Catalonia to call off referendum
THE regional government of Catalonia has decided not to vote on an independence referendum and will announce alternative plans.
The referendum vote, which was planned for November 9 and highly opposed by Madrid’s central government, was cancelled on Monday October 13.
Joan Herrera, a lawmaker for the Catalonia party, said: “The government has determined that the referendum can’t take place.”
Catalan took note of the referendum in Scotland and although the Scots voted against independence, the Catalan National Assembly (ANC), a powerful civil pro-independence group,pushed ahead with ‘independence’ campaigns and door-to-door canvassing.
Although an increasing number of Catalans resent supporting other areas of Spain and believe they are better off on their own, a poll on October 5 showed support for the vote on referendum was dwindling, with only 23 per cent of Catalans supporting the idea.
The leader of Catalonia’s nationalist government, Artur Mas, is scheduled to give a press conference announcing an alternative proposal. He had previously vowed to respect the law in Spain whilst seeking independence.
With an economy roughly the size of Portugal’s, Catalonia and its 7.5 million inhabitants, approximately 16 per cent of the Spanish population, have long been the economic driving force of the country.

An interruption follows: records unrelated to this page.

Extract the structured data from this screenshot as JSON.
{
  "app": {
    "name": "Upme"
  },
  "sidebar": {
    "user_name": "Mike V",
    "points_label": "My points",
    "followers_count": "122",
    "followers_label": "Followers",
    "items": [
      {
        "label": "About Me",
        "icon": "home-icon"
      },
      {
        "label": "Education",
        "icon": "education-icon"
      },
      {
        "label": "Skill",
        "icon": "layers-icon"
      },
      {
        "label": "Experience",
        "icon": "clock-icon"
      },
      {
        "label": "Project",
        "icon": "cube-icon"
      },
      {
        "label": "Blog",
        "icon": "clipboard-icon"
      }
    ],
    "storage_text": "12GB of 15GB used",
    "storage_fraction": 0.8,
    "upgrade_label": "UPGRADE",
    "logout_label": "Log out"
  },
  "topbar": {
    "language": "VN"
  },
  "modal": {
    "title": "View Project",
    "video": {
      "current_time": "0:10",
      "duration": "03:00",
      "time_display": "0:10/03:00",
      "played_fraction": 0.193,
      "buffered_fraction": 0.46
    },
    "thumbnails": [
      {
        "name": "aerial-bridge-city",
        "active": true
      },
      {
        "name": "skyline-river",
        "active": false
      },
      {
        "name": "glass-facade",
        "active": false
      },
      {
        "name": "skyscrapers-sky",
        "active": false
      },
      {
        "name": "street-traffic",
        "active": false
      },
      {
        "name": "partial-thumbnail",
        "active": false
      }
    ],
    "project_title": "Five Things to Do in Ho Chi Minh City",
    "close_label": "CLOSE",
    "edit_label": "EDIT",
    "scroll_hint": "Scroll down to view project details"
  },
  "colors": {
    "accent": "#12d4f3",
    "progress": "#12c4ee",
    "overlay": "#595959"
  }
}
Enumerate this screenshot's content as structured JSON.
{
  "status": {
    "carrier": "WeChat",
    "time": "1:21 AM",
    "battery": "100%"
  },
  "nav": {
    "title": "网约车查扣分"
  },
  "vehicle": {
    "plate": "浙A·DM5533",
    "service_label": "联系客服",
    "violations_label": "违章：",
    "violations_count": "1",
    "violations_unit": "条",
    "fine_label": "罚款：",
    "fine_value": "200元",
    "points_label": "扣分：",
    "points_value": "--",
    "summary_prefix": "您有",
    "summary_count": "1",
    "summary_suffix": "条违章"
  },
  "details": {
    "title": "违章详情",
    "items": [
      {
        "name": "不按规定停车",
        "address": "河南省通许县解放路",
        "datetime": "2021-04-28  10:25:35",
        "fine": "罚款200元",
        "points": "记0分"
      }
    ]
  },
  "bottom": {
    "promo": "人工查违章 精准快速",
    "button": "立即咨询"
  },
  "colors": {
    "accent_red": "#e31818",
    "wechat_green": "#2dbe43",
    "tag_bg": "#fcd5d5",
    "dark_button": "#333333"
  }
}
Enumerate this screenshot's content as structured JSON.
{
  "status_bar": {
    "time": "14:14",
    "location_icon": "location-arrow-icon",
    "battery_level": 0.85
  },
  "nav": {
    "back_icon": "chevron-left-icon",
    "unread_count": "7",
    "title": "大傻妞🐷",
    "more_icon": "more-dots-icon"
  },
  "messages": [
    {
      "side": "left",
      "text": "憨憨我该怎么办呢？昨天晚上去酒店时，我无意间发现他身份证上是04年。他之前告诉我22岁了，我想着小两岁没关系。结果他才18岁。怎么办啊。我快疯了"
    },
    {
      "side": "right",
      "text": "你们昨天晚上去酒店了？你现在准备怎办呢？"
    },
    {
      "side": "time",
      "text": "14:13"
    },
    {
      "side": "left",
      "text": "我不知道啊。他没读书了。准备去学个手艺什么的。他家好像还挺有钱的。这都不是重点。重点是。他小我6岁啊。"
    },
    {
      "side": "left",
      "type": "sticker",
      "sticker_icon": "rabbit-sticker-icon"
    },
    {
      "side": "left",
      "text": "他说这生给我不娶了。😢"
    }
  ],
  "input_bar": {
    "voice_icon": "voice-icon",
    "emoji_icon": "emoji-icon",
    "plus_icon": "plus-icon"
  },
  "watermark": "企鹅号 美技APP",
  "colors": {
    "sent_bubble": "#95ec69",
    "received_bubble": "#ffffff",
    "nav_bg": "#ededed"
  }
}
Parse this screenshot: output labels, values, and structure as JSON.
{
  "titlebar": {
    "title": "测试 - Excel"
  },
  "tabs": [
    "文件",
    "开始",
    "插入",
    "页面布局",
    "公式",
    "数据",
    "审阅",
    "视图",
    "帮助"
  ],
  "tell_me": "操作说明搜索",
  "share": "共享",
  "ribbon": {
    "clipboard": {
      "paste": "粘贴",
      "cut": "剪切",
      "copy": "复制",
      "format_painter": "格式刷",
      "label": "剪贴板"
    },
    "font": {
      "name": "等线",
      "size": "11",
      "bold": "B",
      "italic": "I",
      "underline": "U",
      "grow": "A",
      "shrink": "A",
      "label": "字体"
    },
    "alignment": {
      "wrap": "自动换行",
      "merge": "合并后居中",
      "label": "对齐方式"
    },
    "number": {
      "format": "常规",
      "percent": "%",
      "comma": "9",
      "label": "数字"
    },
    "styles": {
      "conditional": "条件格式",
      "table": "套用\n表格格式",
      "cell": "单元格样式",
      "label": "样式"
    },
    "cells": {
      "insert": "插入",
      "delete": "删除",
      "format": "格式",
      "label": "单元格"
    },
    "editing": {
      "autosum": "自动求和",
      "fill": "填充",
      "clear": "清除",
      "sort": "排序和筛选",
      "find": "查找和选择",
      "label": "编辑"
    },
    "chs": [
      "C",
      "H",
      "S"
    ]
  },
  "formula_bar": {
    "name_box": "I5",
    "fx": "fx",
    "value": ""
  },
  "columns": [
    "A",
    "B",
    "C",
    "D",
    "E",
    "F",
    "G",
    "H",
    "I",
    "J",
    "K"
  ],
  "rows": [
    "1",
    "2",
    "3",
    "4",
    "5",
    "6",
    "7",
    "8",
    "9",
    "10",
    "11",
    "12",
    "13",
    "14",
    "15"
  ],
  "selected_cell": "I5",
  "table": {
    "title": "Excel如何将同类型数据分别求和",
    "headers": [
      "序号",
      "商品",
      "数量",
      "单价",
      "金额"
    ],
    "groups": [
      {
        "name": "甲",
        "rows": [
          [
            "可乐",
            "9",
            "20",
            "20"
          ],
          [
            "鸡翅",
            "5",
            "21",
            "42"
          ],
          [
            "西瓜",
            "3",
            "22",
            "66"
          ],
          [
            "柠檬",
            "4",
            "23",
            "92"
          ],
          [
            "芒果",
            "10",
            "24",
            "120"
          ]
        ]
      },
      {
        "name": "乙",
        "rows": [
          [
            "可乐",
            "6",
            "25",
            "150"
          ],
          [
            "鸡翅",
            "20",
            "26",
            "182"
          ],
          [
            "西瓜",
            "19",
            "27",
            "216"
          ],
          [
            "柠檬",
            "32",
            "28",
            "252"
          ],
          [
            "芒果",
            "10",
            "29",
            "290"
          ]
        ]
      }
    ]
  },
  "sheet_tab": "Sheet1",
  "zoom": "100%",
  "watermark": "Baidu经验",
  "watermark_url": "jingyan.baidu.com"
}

The Summer Olympics of 1992 were partly financed by the Catalan government, which helped turn Barcelona into one of Europe’s most visited cities and boost economy in the region.
Spain’s Prime Minister Mariano Rajoy has called for talks with Catalonia to resolve the deadlock.Commenting at a campaign event, he said: “Law and dialogue, this is the way out of this situation.”